Photos of CNN journalist covering Kabul lack context
CLAIM: Photo shows CNN journalist “covered head to toe in black in 24 hours” after Taliban took over in Afghanistan.
AP’S ASSESSMENT: Missing context. Two photos of Clarissa Ward, chief international correspondent for CNN, circulated on Twitter -- one where she wears no head covering and another where she wears an abaya. Social media users suggested that this shows the contrast of life before and after Taliban rule. Ward explained that the first image is from a private compound, while the other was captured in public, when she was on the streets of Kabul interviewing Taliban fighters. Though she acknowledged that she’s now covering her head somewhat more fully.
THE FACTS: On Sunday, the Taliban swept into Afghanistan’s capital after the government collapsed and President Ashraf Ghani slipped out of the country.
While covering the surge of Taliban fighters in Kabul, Ward remarked, “They’re just chanting ‘Death to America,’ but they seem friendly at the same time. It’s utterly bizarre.”

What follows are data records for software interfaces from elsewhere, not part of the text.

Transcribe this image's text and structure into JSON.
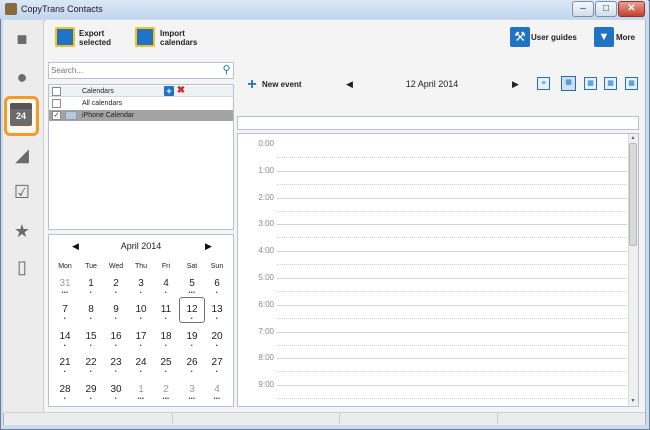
{
  "window": {
    "title": "CopyTrans Contacts"
  },
  "toolbar": {
    "export_label_1": "Export",
    "export_label_2": "selected",
    "import_label_1": "Import",
    "import_label_2": "calendars",
    "guides_label": "User guides",
    "more_label": "More"
  },
  "search": {
    "placeholder": "Search..."
  },
  "calendars": {
    "header": "Calendars",
    "items": [
      {
        "label": "All calendars",
        "checked": false
      },
      {
        "label": "iPhone Calendar",
        "checked": true
      }
    ]
  },
  "sidebar": {
    "calendar_badge": "24"
  },
  "mini_calendar": {
    "title": "April 2014",
    "weekdays": [
      "Mon",
      "Tue",
      "Wed",
      "Thu",
      "Fri",
      "Sat",
      "Sun"
    ],
    "weeks": [
      [
        "31",
        "1",
        "2",
        "3",
        "4",
        "5",
        "6"
      ],
      [
        "7",
        "8",
        "9",
        "10",
        "11",
        "12",
        "13"
      ],
      [
        "14",
        "15",
        "16",
        "17",
        "18",
        "19",
        "20"
      ],
      [
        "21",
        "22",
        "23",
        "24",
        "25",
        "26",
        "27"
      ],
      [
        "28",
        "29",
        "30",
        "1",
        "2",
        "3",
        "4"
      ]
    ]
  },
  "day_view": {
    "new_event_label": "New event",
    "date_title": "12 April 2014",
    "hours": [
      "0:00",
      "1:00",
      "2:00",
      "3:00",
      "4:00",
      "5:00",
      "6:00",
      "7:00",
      "8:00",
      "9:00"
    ]
  },
  "colors": {
    "accent": "#1f73c4",
    "selected_nav": "#f19b2c",
    "selected_row": "#a3a3a3"
  }
}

Some social media users criticized the offhand comment, including Texas Sen. Ted Cruz. Other posts misrepresented Ward’s reporting.
One social media user shared two photos of Ward reporting, one of her without a head scarf and another wearing an abaya.
“The Taliban are sooo ‘friendly’ that the female CNN reporter went from dressing like a free woman to covered head to toe in black in 24 hours because of... I guess... “friendship,”’ the user tweeted.
One photo is from an Aug. 15 broadcast where Ward wasn’t wearing a headscarf while reporting from a private compound. The other photo shows Ward with an abaya on an Aug. 16 broadcast while interviewing Taliban members in public.
Ward clarified on Twitter that the photos were misrepresented. “This meme is inaccurate. The top photo is inside a private compound. The bottom is on the streets of Taliban held Kabul. I always wore a head scarf on the street in Kabul previously, though not w/ hair fully covered and abbaya,” she said. “So there is a difference but not quite this stark.”
The Associated Press reported that Zabihullah Mujahid, the Taliban’s longtime spokesman, said in a conference that the Taliban would honor women’s rights within the norms of Islamic law, without elaborating. The Taliban encouraged women to return to work and allowed girls to go to school, handing out headscarves to them.
This is part of AP’s effort to address widely shared misinformation, including work with outside companies and organizations to add factual context to misleading content that is circulating online. Learn more about fact-checking at AP.